  • Toulmin structure
  • Aristotle's manner of analyzing text
  • Rogerian arguments (i.e. Whiskey Speech)
  • Read a short text and identify such things as underlying assumptions, appeals, arrangement, tone, etc.
  • Identify a text that best exemplifies a particular rhetorical device.
  • Create an argument of your own in response to a provided assertion.

Friday, January 13, 2012

Once More to the Lake...again

This little essay doesn't come out and make any clear claims (try and find the thesis...right), but it does contain several implied claims. Identify one of those claims and blog about it. Here is it is in more specific language:

  • What is the claim and how is it supported?
  • Defend, challenge, or qualify that claim noting the complexity of the issue and acknowledging any possible objections to your point of view 
So in sum, explain the assertion, provide support for your position, and address the counterargument.
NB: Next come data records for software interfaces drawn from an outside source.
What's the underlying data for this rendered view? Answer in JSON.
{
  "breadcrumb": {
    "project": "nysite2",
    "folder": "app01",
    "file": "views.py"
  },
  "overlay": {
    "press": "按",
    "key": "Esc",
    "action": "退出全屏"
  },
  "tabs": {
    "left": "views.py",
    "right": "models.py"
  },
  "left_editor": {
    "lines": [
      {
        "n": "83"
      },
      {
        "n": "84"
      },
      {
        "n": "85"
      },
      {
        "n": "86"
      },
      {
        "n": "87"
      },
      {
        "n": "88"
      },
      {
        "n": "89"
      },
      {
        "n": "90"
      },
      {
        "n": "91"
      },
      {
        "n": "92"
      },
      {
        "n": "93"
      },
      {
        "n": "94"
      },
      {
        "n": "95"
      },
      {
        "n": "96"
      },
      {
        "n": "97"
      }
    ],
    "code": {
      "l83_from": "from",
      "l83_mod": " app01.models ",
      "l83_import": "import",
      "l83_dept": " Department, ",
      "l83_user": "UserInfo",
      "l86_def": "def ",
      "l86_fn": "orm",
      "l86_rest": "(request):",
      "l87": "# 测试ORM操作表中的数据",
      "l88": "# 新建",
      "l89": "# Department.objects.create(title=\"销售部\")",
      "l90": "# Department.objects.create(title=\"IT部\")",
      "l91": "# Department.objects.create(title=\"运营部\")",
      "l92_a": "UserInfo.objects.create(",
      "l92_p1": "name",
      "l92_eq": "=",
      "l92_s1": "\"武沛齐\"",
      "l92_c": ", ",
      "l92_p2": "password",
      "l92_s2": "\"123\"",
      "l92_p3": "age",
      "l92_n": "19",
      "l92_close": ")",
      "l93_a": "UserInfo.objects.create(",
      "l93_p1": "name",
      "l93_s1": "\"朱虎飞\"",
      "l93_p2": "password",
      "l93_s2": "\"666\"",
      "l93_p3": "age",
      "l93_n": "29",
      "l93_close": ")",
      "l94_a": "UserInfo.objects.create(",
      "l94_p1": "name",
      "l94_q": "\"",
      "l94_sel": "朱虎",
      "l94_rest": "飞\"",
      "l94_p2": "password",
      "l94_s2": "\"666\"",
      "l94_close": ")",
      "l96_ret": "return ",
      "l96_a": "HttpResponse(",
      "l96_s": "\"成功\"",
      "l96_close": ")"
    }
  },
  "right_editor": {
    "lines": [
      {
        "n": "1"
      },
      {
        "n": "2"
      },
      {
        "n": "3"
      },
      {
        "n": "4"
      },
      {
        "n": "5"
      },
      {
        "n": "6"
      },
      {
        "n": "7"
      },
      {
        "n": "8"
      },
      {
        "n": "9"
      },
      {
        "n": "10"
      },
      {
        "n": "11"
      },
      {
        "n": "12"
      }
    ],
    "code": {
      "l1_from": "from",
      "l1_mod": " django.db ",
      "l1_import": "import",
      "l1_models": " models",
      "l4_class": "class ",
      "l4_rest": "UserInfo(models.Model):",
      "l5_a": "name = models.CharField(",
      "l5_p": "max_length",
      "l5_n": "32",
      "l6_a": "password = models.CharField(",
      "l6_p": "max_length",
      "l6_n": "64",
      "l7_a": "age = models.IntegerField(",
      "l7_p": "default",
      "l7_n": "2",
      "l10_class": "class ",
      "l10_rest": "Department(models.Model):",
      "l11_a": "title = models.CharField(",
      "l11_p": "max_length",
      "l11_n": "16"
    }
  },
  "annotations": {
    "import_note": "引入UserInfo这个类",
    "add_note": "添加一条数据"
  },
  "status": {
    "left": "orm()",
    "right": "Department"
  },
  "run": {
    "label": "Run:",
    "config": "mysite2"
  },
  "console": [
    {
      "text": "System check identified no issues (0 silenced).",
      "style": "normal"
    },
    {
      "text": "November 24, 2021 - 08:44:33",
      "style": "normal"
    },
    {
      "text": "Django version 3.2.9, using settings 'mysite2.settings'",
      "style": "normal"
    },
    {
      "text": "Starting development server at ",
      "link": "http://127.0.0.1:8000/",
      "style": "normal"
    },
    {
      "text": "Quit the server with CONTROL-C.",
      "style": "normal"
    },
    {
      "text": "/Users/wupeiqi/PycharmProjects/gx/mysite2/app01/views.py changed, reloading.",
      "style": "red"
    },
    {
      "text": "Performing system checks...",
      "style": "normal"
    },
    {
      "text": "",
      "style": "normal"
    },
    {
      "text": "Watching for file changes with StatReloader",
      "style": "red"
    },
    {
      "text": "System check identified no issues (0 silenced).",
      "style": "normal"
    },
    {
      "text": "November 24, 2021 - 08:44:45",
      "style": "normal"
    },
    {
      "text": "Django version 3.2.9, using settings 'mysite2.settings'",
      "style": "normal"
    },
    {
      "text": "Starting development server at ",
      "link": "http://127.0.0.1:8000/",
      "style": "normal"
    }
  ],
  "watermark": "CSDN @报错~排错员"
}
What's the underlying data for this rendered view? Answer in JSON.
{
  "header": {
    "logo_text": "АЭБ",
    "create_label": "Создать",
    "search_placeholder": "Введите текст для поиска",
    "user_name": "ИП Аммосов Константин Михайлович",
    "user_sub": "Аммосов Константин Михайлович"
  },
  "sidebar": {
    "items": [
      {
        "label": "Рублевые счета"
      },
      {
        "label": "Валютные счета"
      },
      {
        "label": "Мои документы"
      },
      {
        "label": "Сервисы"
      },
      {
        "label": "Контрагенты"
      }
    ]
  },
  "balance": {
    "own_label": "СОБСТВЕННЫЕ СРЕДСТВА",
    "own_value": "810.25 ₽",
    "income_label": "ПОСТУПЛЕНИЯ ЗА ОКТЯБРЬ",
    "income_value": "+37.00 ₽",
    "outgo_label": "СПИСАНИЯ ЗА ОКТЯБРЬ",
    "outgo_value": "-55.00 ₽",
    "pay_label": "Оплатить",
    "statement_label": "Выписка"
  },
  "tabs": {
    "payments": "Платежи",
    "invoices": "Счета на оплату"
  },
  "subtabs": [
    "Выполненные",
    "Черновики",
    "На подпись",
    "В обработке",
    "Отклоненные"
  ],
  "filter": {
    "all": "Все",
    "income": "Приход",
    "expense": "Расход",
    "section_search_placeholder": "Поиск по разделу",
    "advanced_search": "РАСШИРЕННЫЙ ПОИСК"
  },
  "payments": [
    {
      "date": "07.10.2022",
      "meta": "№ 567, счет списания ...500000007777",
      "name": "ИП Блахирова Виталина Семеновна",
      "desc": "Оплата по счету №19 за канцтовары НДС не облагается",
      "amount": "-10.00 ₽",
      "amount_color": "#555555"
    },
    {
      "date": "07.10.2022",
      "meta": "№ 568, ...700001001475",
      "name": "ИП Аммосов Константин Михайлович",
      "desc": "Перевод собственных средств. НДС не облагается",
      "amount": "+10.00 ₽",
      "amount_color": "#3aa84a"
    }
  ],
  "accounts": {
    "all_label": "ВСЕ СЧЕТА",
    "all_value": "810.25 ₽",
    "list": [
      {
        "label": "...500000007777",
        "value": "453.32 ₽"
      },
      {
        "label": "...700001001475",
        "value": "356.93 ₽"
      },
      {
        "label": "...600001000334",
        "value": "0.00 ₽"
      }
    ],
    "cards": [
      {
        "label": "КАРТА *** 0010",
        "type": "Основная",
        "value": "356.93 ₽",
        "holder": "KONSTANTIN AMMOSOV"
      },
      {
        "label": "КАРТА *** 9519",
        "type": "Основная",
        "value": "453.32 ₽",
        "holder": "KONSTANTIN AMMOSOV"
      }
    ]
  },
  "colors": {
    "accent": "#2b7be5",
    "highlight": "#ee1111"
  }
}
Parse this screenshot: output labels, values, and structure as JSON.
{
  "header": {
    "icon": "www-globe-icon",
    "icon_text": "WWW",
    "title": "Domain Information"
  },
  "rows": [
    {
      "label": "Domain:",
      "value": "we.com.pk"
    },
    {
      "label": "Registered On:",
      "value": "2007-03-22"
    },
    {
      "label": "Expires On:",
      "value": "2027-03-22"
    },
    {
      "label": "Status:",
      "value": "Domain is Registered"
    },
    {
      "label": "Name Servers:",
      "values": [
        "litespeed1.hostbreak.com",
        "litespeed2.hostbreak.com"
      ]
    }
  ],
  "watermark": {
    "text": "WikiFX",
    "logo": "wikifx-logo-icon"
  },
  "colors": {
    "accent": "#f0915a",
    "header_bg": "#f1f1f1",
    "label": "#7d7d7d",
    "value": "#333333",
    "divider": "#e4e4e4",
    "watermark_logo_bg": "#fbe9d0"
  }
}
Responses should be 250-350 words (i.e. don't go crazy and write a paper, but you'll need a little bit of space to do the job well). And by the way, in the future we will do similar assignments. When we do, I'll call it an assertion journal.

Lastly, please do a separate blog for the in class style write we did today. This is a little bit different from what we normally do, but playing with style can be fun and I will give you credit for doing it. That said, please bring them to class on Tuesday so we can share some of them. This could range from just a paragraph modeling his style to something more extensive as some of you had already written before leaving class on Friday.

Thursday, January 12, 2012

Once More to the Lake

Read Once More to the Lake by E.B. White tonight (yes, he's the guy who wrote Charlotte's Web, Stuart Little, and Elements of Style). There is a wistful cadence to this piece that makes it rather endearing and a bit haunting. Hopefully it's one you enjoy.

  • As you read, mark it up some and note various features of the text.
  • Then note your favorite passage. This could be one you find especially well written, or it could be one that interests you for some reason (feature, subject, etc.). 
  • Be prepared to explain your favorite passage to the class and to be asked to explain more if your comments stay on the surface.

Monday, January 9, 2012

This I Believe

Ninja Nakayla Chan
Your This I Believe essay is due on Wednesday January 25th. It should be uploaded to your blog and you will be reading it aloud in class as well. Here are the requirements adapted from the This I Believe submission page (I encourage you to submit them to This I Believe if you wish). Keep the following in mind when you write your essay:
  1. Limit your essay to 350-500 words.
  2. Describe an event that shaped your beliefs or a person who inspired them.
  3. Avoid sermons and editorials—no soapbox declamations, please!
  4. Read more of the This I Believe essay-writing tips.
You can peruse multiple examples at Often the ones put on the radio are a bit better, but not necessarily so.

Andrea Kang's (Class of 2009) This I Believe essay. They re-posted it from its original posting so all of the comments are gone, but her essay is there.

Tuesday, January 3, 2012

Kill 'Em! Crush 'Em! Eat 'Em Raw!

Welcome back to school from a long and hopefully refreshing break. I won't pretend that any of us were really ready to come back, but here we are.

Given the amount of football during this annual college bowl season and as the NFL heads into the playoffs, we read Kill 'Em! Crush 'Em! Eat 'Em Raw! by John McMurtry in class today. Hopefully you got started on the Examining the Text questions on page 458 in class today. Regardless of your progress in class, please blog these questions (1-5, 7-8) by Thursday.